There are many new kinds of fiction in the multimedia world, and they take different shapes. The most publicized (and conventional) are Web soaps. Regularly updated online dramas range from the grainy Real World-goes-Web stylings of T@P Virtual Dorm to full-blown extravaganzas such as GrapeJam. If there’s a formula for online storytelling, no one has discovered it. ”It’s a weird medium — you’re trying to balance literature and media,” says East Village cocreator Charles Stuart Platkin. ”It can’t be entirely plot driven. It’s not Melrose Place.”

But what’s really pushing the narrative envelope is hyperfiction, the developing genre of ”multi-tree” stories. David Blair’s uniquely strange WAXweb, for example, takes readers through photos, text, video footage, and virtual-reality space as it tells the fantastical tale of several generations of honeybee keepers and their travels from Antarctica to Alamogordo.

Then there’s collaborative hyperfiction, whose roots go as far back as the tribal campfire. One of the spookiest examples is The Hypertext Hotel, begun in 1993 by novelist Robert Coover and maintained by his Brown University students: Every room in this online edifice has a story, and you just keep clicking deeper and deeper…

The hyperfiction movement, backed by college courses, scholarly treatises, and a central Web source (Hyperizons), has even begun leaching into the literary equivalent of hardware: books. ”Cybernovels,” such as the recent Nearly Roadkill by Kate Bornstein and Caitlin Sullivan, mix fictional E-mails, chats, and other Net flotsam into many-sided, well-written stories. It may be that cybernovels are the best way for readers to get a feel for the kaleidoscopic genre; they certainly let writers keep their hands on the steering wheel. ”I’m too much of a control freak to let it be designed by others,” laughs Sullivan.
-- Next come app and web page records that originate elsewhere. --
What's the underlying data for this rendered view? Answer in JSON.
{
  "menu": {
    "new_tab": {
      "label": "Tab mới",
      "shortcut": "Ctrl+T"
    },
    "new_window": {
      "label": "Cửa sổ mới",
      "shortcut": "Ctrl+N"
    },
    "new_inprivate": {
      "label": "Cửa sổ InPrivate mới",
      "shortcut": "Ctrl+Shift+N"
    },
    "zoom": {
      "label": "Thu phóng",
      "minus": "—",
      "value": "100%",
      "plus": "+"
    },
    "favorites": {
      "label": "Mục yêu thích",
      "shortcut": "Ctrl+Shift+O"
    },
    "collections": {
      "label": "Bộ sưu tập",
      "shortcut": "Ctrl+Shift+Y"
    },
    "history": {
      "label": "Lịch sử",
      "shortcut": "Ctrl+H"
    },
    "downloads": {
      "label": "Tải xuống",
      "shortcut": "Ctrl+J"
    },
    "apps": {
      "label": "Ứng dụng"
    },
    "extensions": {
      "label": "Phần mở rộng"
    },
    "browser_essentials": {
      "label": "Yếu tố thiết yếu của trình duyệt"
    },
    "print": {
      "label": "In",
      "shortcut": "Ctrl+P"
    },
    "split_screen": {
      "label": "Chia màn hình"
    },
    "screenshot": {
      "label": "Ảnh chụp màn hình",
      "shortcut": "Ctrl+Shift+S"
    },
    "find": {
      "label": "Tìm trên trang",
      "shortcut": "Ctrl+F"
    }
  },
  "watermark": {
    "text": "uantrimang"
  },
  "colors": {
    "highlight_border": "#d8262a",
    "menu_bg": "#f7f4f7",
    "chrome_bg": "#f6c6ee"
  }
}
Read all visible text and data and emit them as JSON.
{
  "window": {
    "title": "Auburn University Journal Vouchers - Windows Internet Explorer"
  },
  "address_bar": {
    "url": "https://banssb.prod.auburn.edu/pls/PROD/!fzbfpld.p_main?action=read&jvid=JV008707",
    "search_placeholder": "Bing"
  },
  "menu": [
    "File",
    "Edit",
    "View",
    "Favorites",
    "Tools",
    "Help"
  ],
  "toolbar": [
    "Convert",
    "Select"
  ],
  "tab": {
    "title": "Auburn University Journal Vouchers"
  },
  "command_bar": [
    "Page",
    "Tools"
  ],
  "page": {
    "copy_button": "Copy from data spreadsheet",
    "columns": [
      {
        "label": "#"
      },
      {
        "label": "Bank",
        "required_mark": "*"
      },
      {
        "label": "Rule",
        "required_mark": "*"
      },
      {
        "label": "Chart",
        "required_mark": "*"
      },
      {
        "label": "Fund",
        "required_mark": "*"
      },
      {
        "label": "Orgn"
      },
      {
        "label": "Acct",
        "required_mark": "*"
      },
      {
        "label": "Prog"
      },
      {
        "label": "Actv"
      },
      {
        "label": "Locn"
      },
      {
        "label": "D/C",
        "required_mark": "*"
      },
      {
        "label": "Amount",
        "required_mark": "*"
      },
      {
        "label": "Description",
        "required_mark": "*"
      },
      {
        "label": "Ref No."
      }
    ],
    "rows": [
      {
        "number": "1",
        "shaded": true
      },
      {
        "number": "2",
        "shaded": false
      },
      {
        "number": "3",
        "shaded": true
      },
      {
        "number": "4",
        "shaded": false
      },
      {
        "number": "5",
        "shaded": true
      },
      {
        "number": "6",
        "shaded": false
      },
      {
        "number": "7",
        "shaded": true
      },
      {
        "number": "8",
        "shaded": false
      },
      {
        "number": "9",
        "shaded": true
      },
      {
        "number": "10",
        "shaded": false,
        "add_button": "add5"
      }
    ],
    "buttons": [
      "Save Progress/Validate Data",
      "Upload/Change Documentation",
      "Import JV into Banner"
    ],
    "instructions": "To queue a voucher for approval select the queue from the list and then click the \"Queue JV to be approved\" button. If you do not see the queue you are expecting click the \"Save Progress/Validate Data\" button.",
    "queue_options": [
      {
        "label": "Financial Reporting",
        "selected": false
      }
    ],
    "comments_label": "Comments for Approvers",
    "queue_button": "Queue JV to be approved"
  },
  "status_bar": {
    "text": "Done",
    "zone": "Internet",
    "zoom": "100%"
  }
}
Such statements indicate that hyperfiction won’t be replacing the paperback any time soon. But for now it’s a growing, if subterranean, genre that gives new meaning to ”reader’s choice.”